You could not expect anything else from a “good” Guillermo del Toro. Famous for his stories full of fantasy and “monsters“, this time he brought to light (and out of the water) a monster whose only fault is to be in the hands of the wrong people. A monster captured by the U.S. government in 1963, found in the Amazon in a river, which seemed to be worshipped as a god. The problem is that the government does not know on how to exploit this monster similar to a handsome amphibious-man. They only know that they want to throw it against the Soviet Union, or to take advantage of it in any similar way.
In the whole political/military issue that emerges, a protagonist without a voice but with a unique, kind and strong appearance strikes us and transports us with elegance and sweetness throughout the film. She’s Elise, interpreted by a formidable Sally Hawkins, part of the cleaning staff of the government offices but first of all an orphan, found when she was a child abandoned near a river. And here the water already becomes the first link between them. She abandoned herself in the water, he alone, immersed in his nature that he had never given him anyone.

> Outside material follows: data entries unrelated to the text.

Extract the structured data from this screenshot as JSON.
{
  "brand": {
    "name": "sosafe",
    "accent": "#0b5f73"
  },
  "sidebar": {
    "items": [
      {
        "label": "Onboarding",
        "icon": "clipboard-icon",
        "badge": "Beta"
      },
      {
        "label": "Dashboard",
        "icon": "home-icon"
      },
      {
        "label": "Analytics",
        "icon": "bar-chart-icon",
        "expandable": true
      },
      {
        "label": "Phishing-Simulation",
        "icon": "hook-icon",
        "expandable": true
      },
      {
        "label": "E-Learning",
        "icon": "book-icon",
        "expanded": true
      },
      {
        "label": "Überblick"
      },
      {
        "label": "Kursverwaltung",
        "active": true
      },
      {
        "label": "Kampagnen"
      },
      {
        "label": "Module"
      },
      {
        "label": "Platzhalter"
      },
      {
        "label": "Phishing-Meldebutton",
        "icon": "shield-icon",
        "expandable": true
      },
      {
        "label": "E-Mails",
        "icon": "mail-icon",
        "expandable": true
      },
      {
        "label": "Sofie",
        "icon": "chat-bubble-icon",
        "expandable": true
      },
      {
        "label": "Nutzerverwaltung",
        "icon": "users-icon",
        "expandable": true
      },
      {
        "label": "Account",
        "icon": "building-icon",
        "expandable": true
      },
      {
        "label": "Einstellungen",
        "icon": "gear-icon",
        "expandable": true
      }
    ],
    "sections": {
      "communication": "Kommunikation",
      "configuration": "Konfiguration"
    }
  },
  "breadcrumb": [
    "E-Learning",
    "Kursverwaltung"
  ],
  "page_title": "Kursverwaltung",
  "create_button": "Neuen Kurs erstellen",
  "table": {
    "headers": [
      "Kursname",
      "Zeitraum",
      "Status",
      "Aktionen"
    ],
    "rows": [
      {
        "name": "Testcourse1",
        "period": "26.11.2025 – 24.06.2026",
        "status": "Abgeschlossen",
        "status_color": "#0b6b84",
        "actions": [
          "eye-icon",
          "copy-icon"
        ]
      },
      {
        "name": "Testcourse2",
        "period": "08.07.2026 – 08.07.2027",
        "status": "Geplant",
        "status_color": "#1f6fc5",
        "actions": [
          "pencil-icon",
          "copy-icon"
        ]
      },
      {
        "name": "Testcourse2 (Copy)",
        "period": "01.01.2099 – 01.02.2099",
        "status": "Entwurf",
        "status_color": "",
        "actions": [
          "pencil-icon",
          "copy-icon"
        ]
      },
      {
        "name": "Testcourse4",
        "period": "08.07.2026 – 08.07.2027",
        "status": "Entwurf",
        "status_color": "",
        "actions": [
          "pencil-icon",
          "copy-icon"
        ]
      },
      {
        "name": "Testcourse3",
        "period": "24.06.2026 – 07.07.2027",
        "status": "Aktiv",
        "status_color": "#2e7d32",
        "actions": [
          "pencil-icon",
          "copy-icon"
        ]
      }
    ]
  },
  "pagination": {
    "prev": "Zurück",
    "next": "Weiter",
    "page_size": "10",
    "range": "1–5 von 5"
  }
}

A love affair between the two seems impossible and instead, Del Toro is able to find meeting points between these two people so different. The plot becomes denser and full of love when she wants to save him from the hands of the government. And Guillermo believes in love and he wants this affair to carry on. In fact, in Venice he said: “Fantasy is a very political genre and choosing Love over fear is a very political act, and our first duty when we wake up is to believe in this sentiment and not give in to cynicism. “
In the cast are called many names: Octavia Spencer (the best friend and comic relief of the film), Sally Hawkins, Michael Shannon (the head of security that deals with the monster) and Richard Jenkins, who instead plays the best friend of Sally Hawkins, with whom he lives. Richard said about her: “Sally and I became friends immediately and all I have done comes from the screenplay, from what Guillermo has written. I loved the role since the first moment I read the script. It was a joy from the beginning to the end, being able to be part of a similar project at this stage of my life. I love all the cast but I really wish Sally was my daughter. “
In this case “The shape of Water” is all that surrounds and makes possible this love that seems impossible: the water that allows him to breath, where she was found as a baby, who created a connection between them but that, somehow, keeps them separated, remembering them that they are made of different matter, living in different worlds. At the same time, it is the dimension, the shape to be the protagonist of the film. The form of love that, as the film reminds us, has no size, it’s just infinite and flows in everything, like water.
“You’ll never know just how much I miss you
You’ll never know just how much I care
And if I tried, I still couldn’t hide my love for you
You ought to know, for haven’t I told you so.”
[…] awards (including Oscars): Guillermo del Toro won the Golden Lion with his The Shape of Water (here you can find our review of the film); The Coppa Volpi for the best female and male interpretation […]